The English language is filled with all sorts of words that sound the same but have entirely different meanings. And since you don’t get that squiggly red line underneath or the autocorrect on your phone doesn’t automatically change anything, you assume that nothing is wrong. This kind of error is especially common when one of the words isn’t exactly something you use every day.

A great example of this is when you might write “gate” when you really should be writing “gait” instead. Just like versus and verses or lightning and lightening, here are a couple of words that sound the same but are not at all related.

Gate is a word that is likely familiar to the majority of English speakers. The word has a few common definitions. You might use it to refer to the hinged barrier or door that is used to block (and open) the entrance to a pathway, as might be the case in your front yard. You’ve got a fence and then you’ve got the gate that you can open and close.

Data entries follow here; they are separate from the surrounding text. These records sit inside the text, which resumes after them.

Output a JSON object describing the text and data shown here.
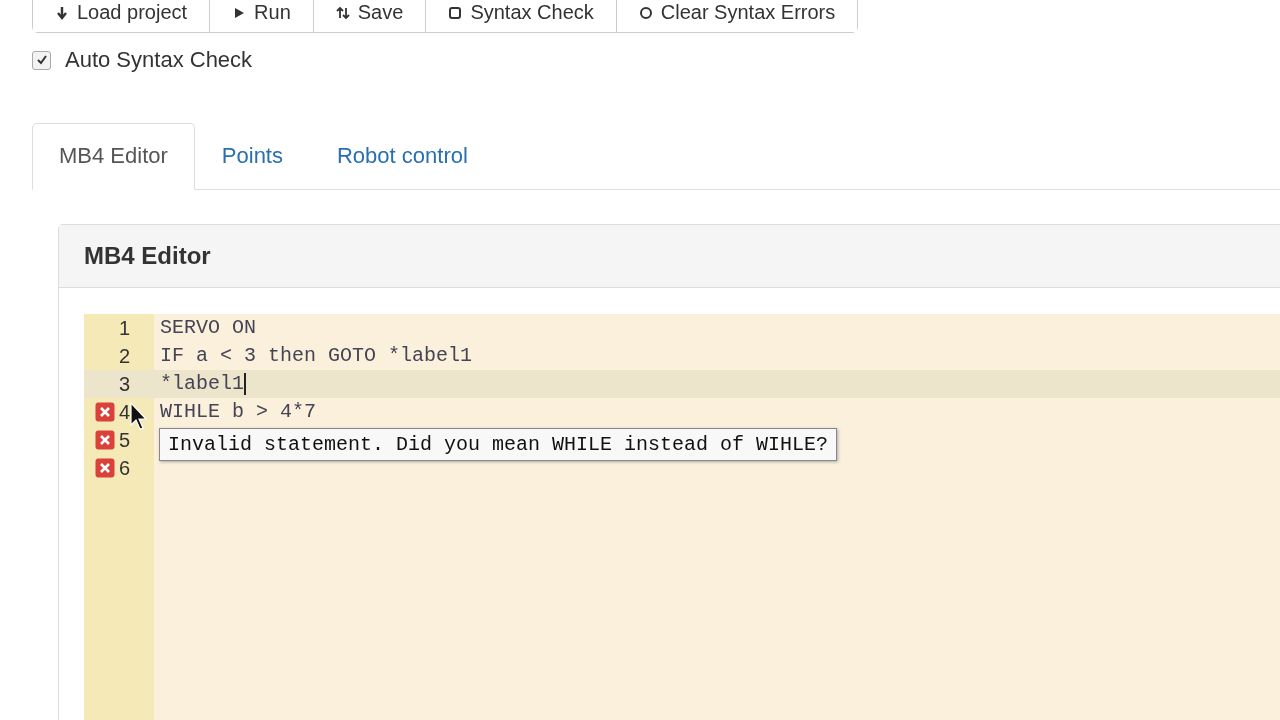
{
  "toolbar": {
    "buttons": [
      {
        "label": "Load project",
        "kind": "load"
      },
      {
        "label": "Run",
        "kind": "run"
      },
      {
        "label": "Save",
        "kind": "save"
      },
      {
        "label": "Syntax Check",
        "kind": "check"
      },
      {
        "label": "Clear Syntax Errors",
        "kind": "clear"
      }
    ]
  },
  "auto_syntax_check": {
    "label": "Auto Syntax Check",
    "checked": true
  },
  "tabs": [
    {
      "label": "MB4 Editor",
      "selected": true
    },
    {
      "label": "Points",
      "selected": false
    },
    {
      "label": "Robot control",
      "selected": false
    }
  ],
  "panel": {
    "title": "MB4 Editor"
  },
  "editor": {
    "lines": [
      {
        "number": "1",
        "code": "SERVO ON",
        "error": false,
        "active": false
      },
      {
        "number": "2",
        "code": "IF a < 3 then GOTO *label1",
        "error": false,
        "active": false
      },
      {
        "number": "3",
        "code": "*label1",
        "error": false,
        "active": true
      },
      {
        "number": "4",
        "code": "WIHLE b > 4*7",
        "error": true,
        "active": false
      },
      {
        "number": "5",
        "error": true,
        "active": false
      },
      {
        "number": "6",
        "error": true,
        "active": false
      }
    ]
  },
  "tooltip": {
    "text": "Invalid statement. Did you mean WHILE instead of WIHLE?"
  }
}
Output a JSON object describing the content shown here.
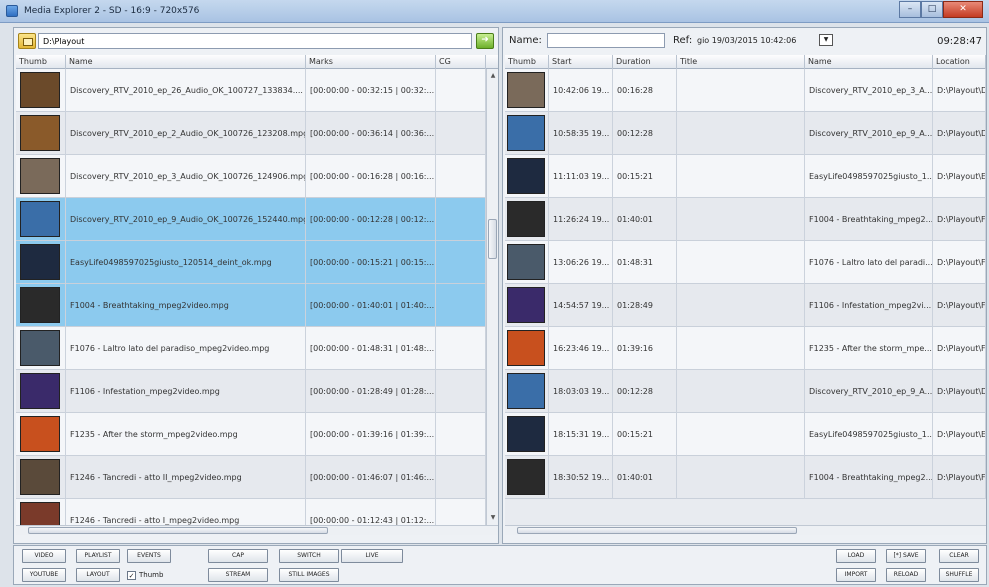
{
  "window": {
    "title": "Media Explorer 2 - SD - 16:9 - 720x576"
  },
  "left": {
    "path": "D:\\Playout",
    "columns": [
      "Thumb",
      "Name",
      "Marks",
      "CG"
    ],
    "rows": [
      {
        "name": "Discovery_RTV_2010_ep_26_Audio_OK_100727_133834....",
        "marks": "[00:00:00 - 00:32:15 | 00:32:...",
        "thumb": "#6b4a2a",
        "state": "alt"
      },
      {
        "name": "Discovery_RTV_2010_ep_2_Audio_OK_100726_123208.mpg",
        "marks": "[00:00:00 - 00:36:14 | 00:36:...",
        "thumb": "#8a5a2a",
        "state": "norm"
      },
      {
        "name": "Discovery_RTV_2010_ep_3_Audio_OK_100726_124906.mpg",
        "marks": "[00:00:00 - 00:16:28 | 00:16:...",
        "thumb": "#7a6a5a",
        "state": "alt"
      },
      {
        "name": "Discovery_RTV_2010_ep_9_Audio_OK_100726_152440.mpg",
        "marks": "[00:00:00 - 00:12:28 | 00:12:...",
        "thumb": "#3a6ea8",
        "state": "sel"
      },
      {
        "name": "EasyLife0498597025giusto_120514_deint_ok.mpg",
        "marks": "[00:00:00 - 00:15:21 | 00:15:...",
        "thumb": "#1e2a40",
        "state": "sel"
      },
      {
        "name": "F1004 - Breathtaking_mpeg2video.mpg",
        "marks": "[00:00:00 - 01:40:01 | 01:40:...",
        "thumb": "#2a2a2a",
        "state": "sel"
      },
      {
        "name": "F1076 - Laltro lato del paradiso_mpeg2video.mpg",
        "marks": "[00:00:00 - 01:48:31 | 01:48:...",
        "thumb": "#4a5a6a",
        "state": "alt"
      },
      {
        "name": "F1106 - Infestation_mpeg2video.mpg",
        "marks": "[00:00:00 - 01:28:49 | 01:28:...",
        "thumb": "#3a2a6a",
        "state": "norm"
      },
      {
        "name": "F1235 - After the storm_mpeg2video.mpg",
        "marks": "[00:00:00 - 01:39:16 | 01:39:...",
        "thumb": "#c8501e",
        "state": "alt"
      },
      {
        "name": "F1246 - Tancredi - atto II_mpeg2video.mpg",
        "marks": "[00:00:00 - 01:46:07 | 01:46:...",
        "thumb": "#5a4a3a",
        "state": "norm"
      },
      {
        "name": "F1246 - Tancredi - atto I_mpeg2video.mpg",
        "marks": "[00:00:00 - 01:12:43 | 01:12:...",
        "thumb": "#7a3a2a",
        "state": "alt"
      }
    ]
  },
  "right": {
    "name_label": "Name:",
    "ref_label": "Ref:",
    "ref_value": "gio 19/03/2015 10:42:06",
    "clock": "09:28:47",
    "columns": [
      "Thumb",
      "Start",
      "Duration",
      "Title",
      "Name",
      "Location"
    ],
    "rows": [
      {
        "start": "10:42:06 19...",
        "duration": "00:16:28",
        "name": "Discovery_RTV_2010_ep_3_A...",
        "location": "D:\\Playout\\Di",
        "thumb": "#7a6a5a"
      },
      {
        "start": "10:58:35 19...",
        "duration": "00:12:28",
        "name": "Discovery_RTV_2010_ep_9_A...",
        "location": "D:\\Playout\\Di",
        "thumb": "#3a6ea8"
      },
      {
        "start": "11:11:03 19...",
        "duration": "00:15:21",
        "name": "EasyLife0498597025giusto_1...",
        "location": "D:\\Playout\\Ea",
        "thumb": "#1e2a40"
      },
      {
        "start": "11:26:24 19...",
        "duration": "01:40:01",
        "name": "F1004 - Breathtaking_mpeg2...",
        "location": "D:\\Playout\\F1",
        "thumb": "#2a2a2a"
      },
      {
        "start": "13:06:26 19...",
        "duration": "01:48:31",
        "name": "F1076 - Laltro lato del paradi...",
        "location": "D:\\Playout\\F1",
        "thumb": "#4a5a6a"
      },
      {
        "start": "14:54:57 19...",
        "duration": "01:28:49",
        "name": "F1106 - Infestation_mpeg2vi...",
        "location": "D:\\Playout\\F1",
        "thumb": "#3a2a6a"
      },
      {
        "start": "16:23:46 19...",
        "duration": "01:39:16",
        "name": "F1235 - After the storm_mpe...",
        "location": "D:\\Playout\\F1",
        "thumb": "#c8501e"
      },
      {
        "start": "18:03:03 19...",
        "duration": "00:12:28",
        "name": "Discovery_RTV_2010_ep_9_A...",
        "location": "D:\\Playout\\Di",
        "thumb": "#3a6ea8"
      },
      {
        "start": "18:15:31 19...",
        "duration": "00:15:21",
        "name": "EasyLife0498597025giusto_1...",
        "location": "D:\\Playout\\Ea",
        "thumb": "#1e2a40"
      },
      {
        "start": "18:30:52 19...",
        "duration": "01:40:01",
        "name": "F1004 - Breathtaking_mpeg2...",
        "location": "D:\\Playout\\F1",
        "thumb": "#2a2a2a"
      }
    ]
  },
  "toolbar": {
    "video": "VIDEO",
    "playlist": "PLAYLIST",
    "events": "EVENTS",
    "cap": "CAP",
    "switch": "SWITCH",
    "live": "LIVE",
    "youtube": "YOUTUBE",
    "layout": "LAYOUT",
    "thumb": "Thumb",
    "stream": "STREAM",
    "still_images": "STILL IMAGES",
    "load": "LOAD",
    "save": "[*] SAVE",
    "clear": "CLEAR",
    "import": "IMPORT",
    "reload": "RELOAD",
    "shuffle": "SHUFFLE"
  },
  "colors": {
    "selected_row": "#8ccaee",
    "title_bar": "#a9c3e3",
    "close_button": "#c43b22"
  }
}
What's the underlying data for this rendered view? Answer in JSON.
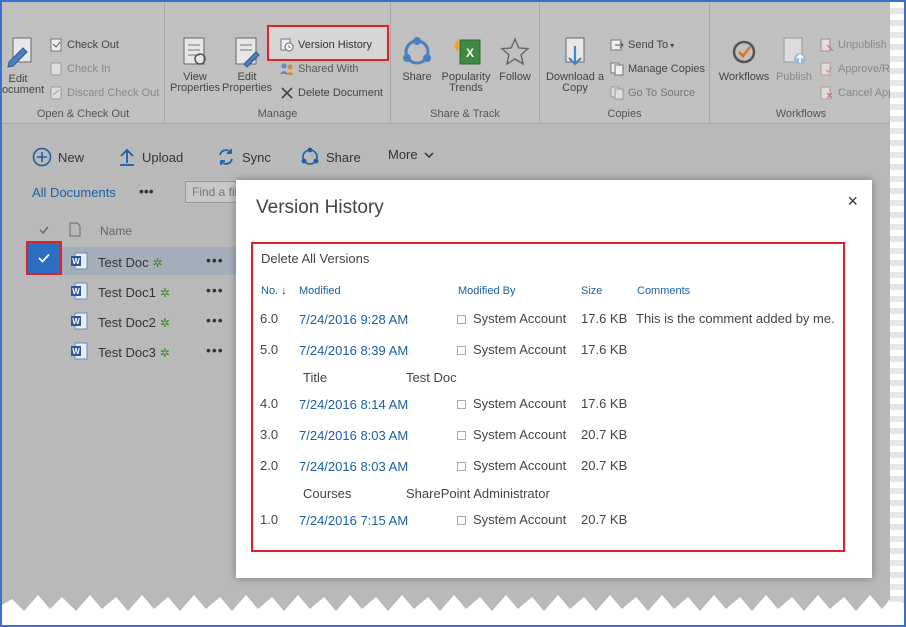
{
  "ribbon": {
    "groups": {
      "open_checkout": {
        "label": "Open & Check Out",
        "edit_document": "Edit\nDocument",
        "check_out": "Check Out",
        "check_in": "Check In",
        "discard_check_out": "Discard Check Out"
      },
      "manage": {
        "label": "Manage",
        "view_properties": "View\nProperties",
        "edit_properties": "Edit\nProperties",
        "version_history": "Version History",
        "shared_with": "Shared With",
        "delete_document": "Delete Document"
      },
      "share_track": {
        "label": "Share & Track",
        "share": "Share",
        "popularity_trends": "Popularity\nTrends",
        "follow": "Follow"
      },
      "copies": {
        "label": "Copies",
        "download_a_copy": "Download a\nCopy",
        "send_to": "Send To",
        "manage_copies": "Manage Copies",
        "go_to_source": "Go To Source"
      },
      "workflows": {
        "label": "Workflows",
        "workflows": "Workflows",
        "publish": "Publish",
        "unpublish": "Unpublish",
        "approve_reject": "Approve/Re",
        "cancel_approval": "Cancel App"
      }
    }
  },
  "commandbar": {
    "new": "New",
    "upload": "Upload",
    "sync": "Sync",
    "share": "Share",
    "more": "More"
  },
  "view": {
    "all_documents": "All Documents",
    "dots": "•••",
    "find_placeholder": "Find a fil"
  },
  "list": {
    "name_header": "Name",
    "documents": [
      {
        "name": "Test Doc",
        "selected": true
      },
      {
        "name": "Test Doc1",
        "selected": false
      },
      {
        "name": "Test Doc2",
        "selected": false
      },
      {
        "name": "Test Doc3",
        "selected": false
      }
    ],
    "new_marker": "✲",
    "row_dots": "•••"
  },
  "dialog": {
    "title": "Version History",
    "close": "×",
    "delete_all": "Delete All Versions",
    "headers": {
      "no": "No.",
      "modified": "Modified",
      "modified_by": "Modified By",
      "size": "Size",
      "comments": "Comments"
    },
    "versions": [
      {
        "no": "6.0",
        "modified": "7/24/2016 9:28 AM",
        "by": "System Account",
        "size": "17.6 KB",
        "comment": "This is the comment added by me."
      },
      {
        "no": "5.0",
        "modified": "7/24/2016 8:39 AM",
        "by": "System Account",
        "size": "17.6 KB",
        "comment": ""
      },
      {
        "no": "4.0",
        "modified": "7/24/2016 8:14 AM",
        "by": "System Account",
        "size": "17.6 KB",
        "comment": ""
      },
      {
        "no": "3.0",
        "modified": "7/24/2016 8:03 AM",
        "by": "System Account",
        "size": "20.7 KB",
        "comment": ""
      },
      {
        "no": "2.0",
        "modified": "7/24/2016 8:03 AM",
        "by": "System Account",
        "size": "20.7 KB",
        "comment": ""
      },
      {
        "no": "1.0",
        "modified": "7/24/2016 7:15 AM",
        "by": "System Account",
        "size": "20.7 KB",
        "comment": ""
      }
    ],
    "changes": [
      {
        "field": "Title",
        "value": "Test Doc"
      },
      {
        "field": "Courses",
        "value": "SharePoint Administrator"
      }
    ]
  },
  "colors": {
    "accent": "#1a5fa8",
    "highlight": "#e0202a",
    "ribbon_bg": "#c0c0c0"
  }
}
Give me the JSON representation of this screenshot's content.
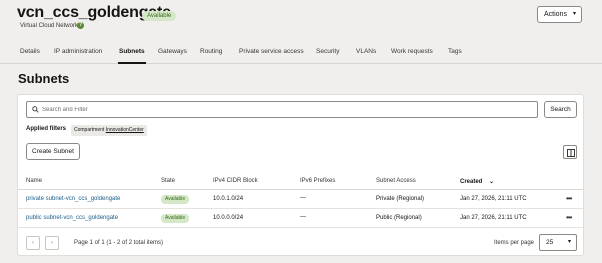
{
  "header": {
    "title": "vcn_ccs_goldengate",
    "status": "Available",
    "subtitle": "Virtual Cloud Network",
    "actions_label": "Actions",
    "actions_icon": "chevron-down-icon",
    "help_icon": "help-icon"
  },
  "tabs": [
    {
      "label": "Details"
    },
    {
      "label": "IP administration"
    },
    {
      "label": "Subnets",
      "active": true
    },
    {
      "label": "Gateways"
    },
    {
      "label": "Routing"
    },
    {
      "label": "Private service access"
    },
    {
      "label": "Security"
    },
    {
      "label": "VLANs"
    },
    {
      "label": "Work requests"
    },
    {
      "label": "Tags"
    }
  ],
  "section": {
    "title": "Subnets"
  },
  "search": {
    "placeholder": "Search and Filter",
    "value": "",
    "button_label": "Search",
    "icon": "search-icon"
  },
  "filters": {
    "label": "Applied filters",
    "chip_key": "Compartment",
    "chip_value": "InnovationCenter"
  },
  "toolbar": {
    "create_label": "Create Subnet",
    "panel_icon": "columns-icon"
  },
  "table": {
    "columns": [
      "Name",
      "State",
      "IPv4 CIDR Block",
      "IPv6 Prefixes",
      "Subnet Access",
      "Created"
    ],
    "sort_icon": "chevron-down-icon",
    "rows": [
      {
        "name": "private subnet-vcn_ccs_goldengate",
        "state": "Available",
        "ipv4": "10.0.1.0/24",
        "ipv6": "—",
        "access": "Private (Regional)",
        "created": "Jan 27, 2026, 21:11 UTC",
        "menu": "•••"
      },
      {
        "name": "public subnet-vcn_ccs_goldengate",
        "state": "Available",
        "ipv4": "10.0.0.0/24",
        "ipv6": "—",
        "access": "Public (Regional)",
        "created": "Jan 27, 2026, 21:11 UTC",
        "menu": "•••"
      }
    ]
  },
  "pagination": {
    "prev_icon": "chevron-left-icon",
    "next_icon": "chevron-right-icon",
    "summary": "Page 1 of 1 (1 - 2 of 2 total items)",
    "items_per_page_label": "Items per page",
    "items_per_page_value": "25"
  },
  "colors": {
    "accent_link": "#1a5e8a",
    "status_green": "#d4e7c6",
    "page_bg": "#f1efed"
  }
}
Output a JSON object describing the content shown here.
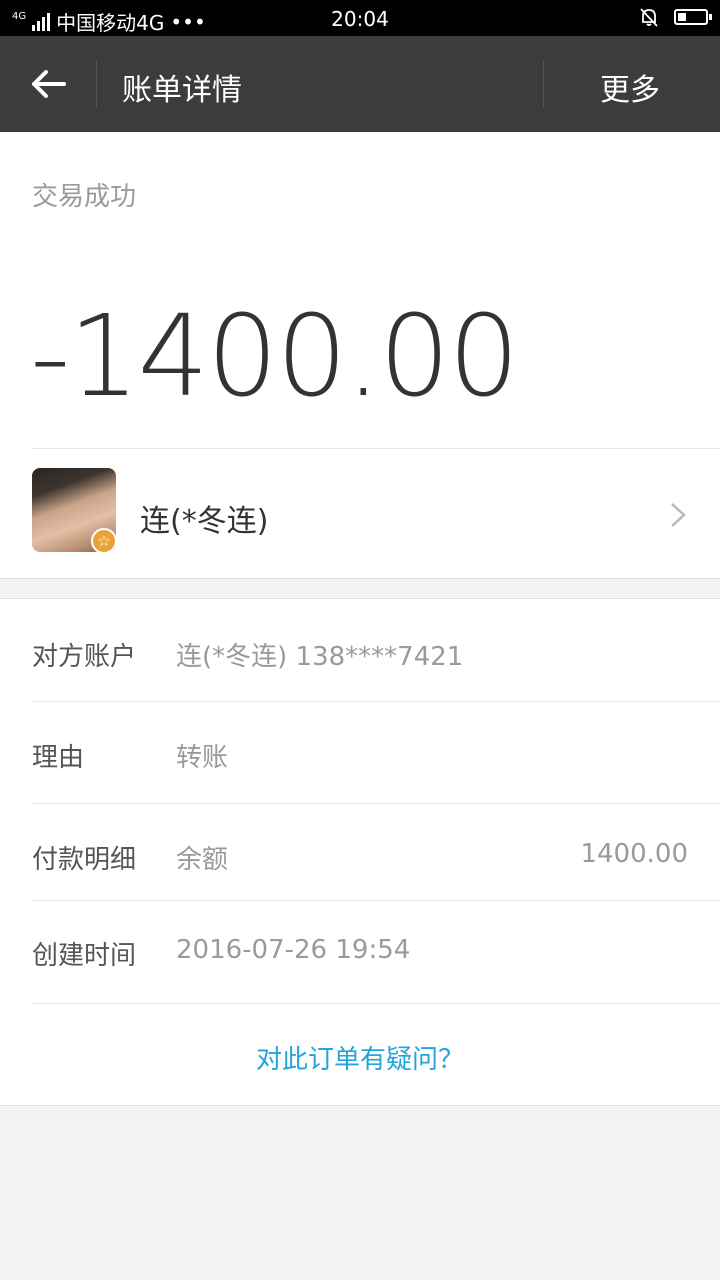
{
  "status_bar": {
    "network_tag": "4G",
    "carrier": "中国移动4G",
    "dots": "•••",
    "time": "20:04"
  },
  "header": {
    "title": "账单详情",
    "more_label": "更多"
  },
  "transaction": {
    "status": "交易成功",
    "amount": "-1400.00",
    "payee_name": "连(*冬连)"
  },
  "details": {
    "account_label": "对方账户",
    "account_value": "连(*冬连) 138****7421",
    "reason_label": "理由",
    "reason_value": "转账",
    "payment_label": "付款明细",
    "payment_method": "余额",
    "payment_amount": "1400.00",
    "created_label": "创建时间",
    "created_value": "2016-07-26 19:54",
    "question_link": "对此订单有疑问？"
  },
  "colors": {
    "header_bg": "#3c3c3c",
    "link": "#22a5d8",
    "badge": "#e6a33a"
  }
}
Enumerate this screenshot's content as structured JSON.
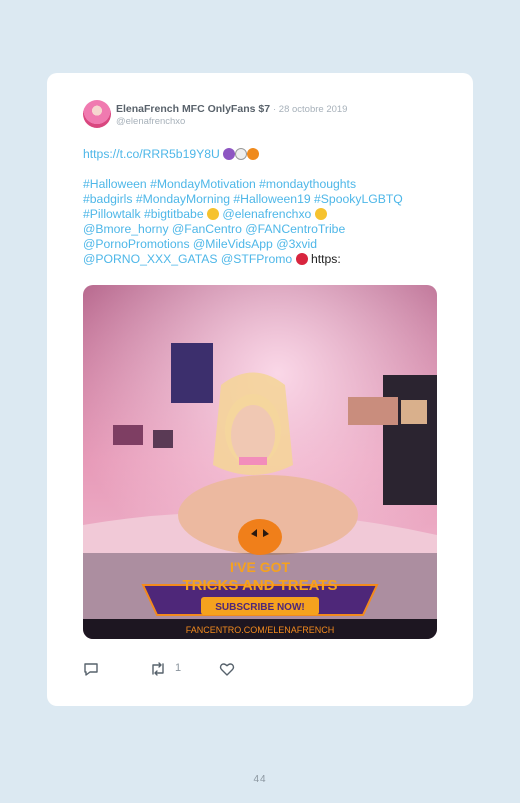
{
  "tweet": {
    "author_name": "ElenaFrench MFC OnlyFans $7",
    "date": "28 octobre 2019",
    "handle": "@elenafrenchxo",
    "link": "https://t.co/RRR5b19Y8U",
    "lines": {
      "l1": "#Halloween #MondayMotivation #mondaythoughts",
      "l2": "#badgirls #MondayMorning #Halloween19 #SpookyLGBTQ",
      "l3a": "#Pillowtalk #bigtitbabe",
      "l3b": "@elenafrenchxo",
      "l4": "@Bmore_horny @FanCentro @FANCentroTribe",
      "l5": "@PornoPromotions @MileVidsApp @3xvid",
      "l6": "@PORNO_XXX_GATAS @STFPromo",
      "l6_tail": "https:"
    },
    "retweet_count": "1"
  },
  "media": {
    "banner_line1": "I'VE GOT",
    "banner_line2": "TRICKS AND TREATS",
    "banner_cta": "SUBSCRIBE NOW!",
    "banner_url": "FANCENTRO.COM/ELENAFRENCH"
  },
  "icons": [
    "reply-icon",
    "retweet-icon",
    "like-icon",
    "devil-emoji",
    "ghost-emoji",
    "pumpkin-emoji",
    "star-eyes-emoji",
    "kiss-emoji"
  ],
  "colors": {
    "link": "#4eb7e8",
    "background": "#dce9f2",
    "card": "#ffffff"
  },
  "page_number": "44"
}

It can also refer to a similar kind of passageway on a much larger scale, as would be the case with a mountain pass or a natural opening like the Golden Gate in San Francisco. That’s the narrow passage of water over which spans the Golden Gate Bridge.

There are also gates at the airport, in a slalom skiing course, and in an electric circuit. The number of people who attend a single event at a venue (or the amount of total money they paid) can also be called the “gate,” as in the rock band was paid a flat fee plus a portion of the gate for their concert.

Colloquially, adding -gate as a suffix at the end of a word can be used to indicate some sort of potential scandal. This started with Richard Nixon and the Watergate Scandal in the 70s and has since been expanded to situations like Deflategate with Tom Brady following the 2015 AFC Championship game.

Gait, on the other hand, has absolutely nothing to do with doors, openings, passageways or political scandals. At least not directly. Instead, it’s a noun that is used to describe the way or manner in which a person walks. If you know someone who tends almost to stomp with very forceful and deliberate steps, you might say that he has a “heavy” gait.

It’s a bit of a scientific or psychological curiosity that people (and machines) can recognize other people based solely on their gait, given no other identifying information. We don’t really think about this consciously. I remember hearing footsteps in our house as a kid and I could tell if it was my mom, my dad or my brother based just on how the footsteps sounded. It’s remarkable.

The word “gait” isn’t restricted only to people, as it is commonly used to refer to animals too. If you’ve ever watched a dog show, then you might recall that the commentators sometimes discuss the gait of the contestants. Horses have a very distinct gait, as do coyotes with the distinctive “spring” or “prance” in their step.

A person’s gait can be confident, nervous, spirited or clumsy… but a gate (probably) can be none of those things. It’s an open and shut case, so to speak.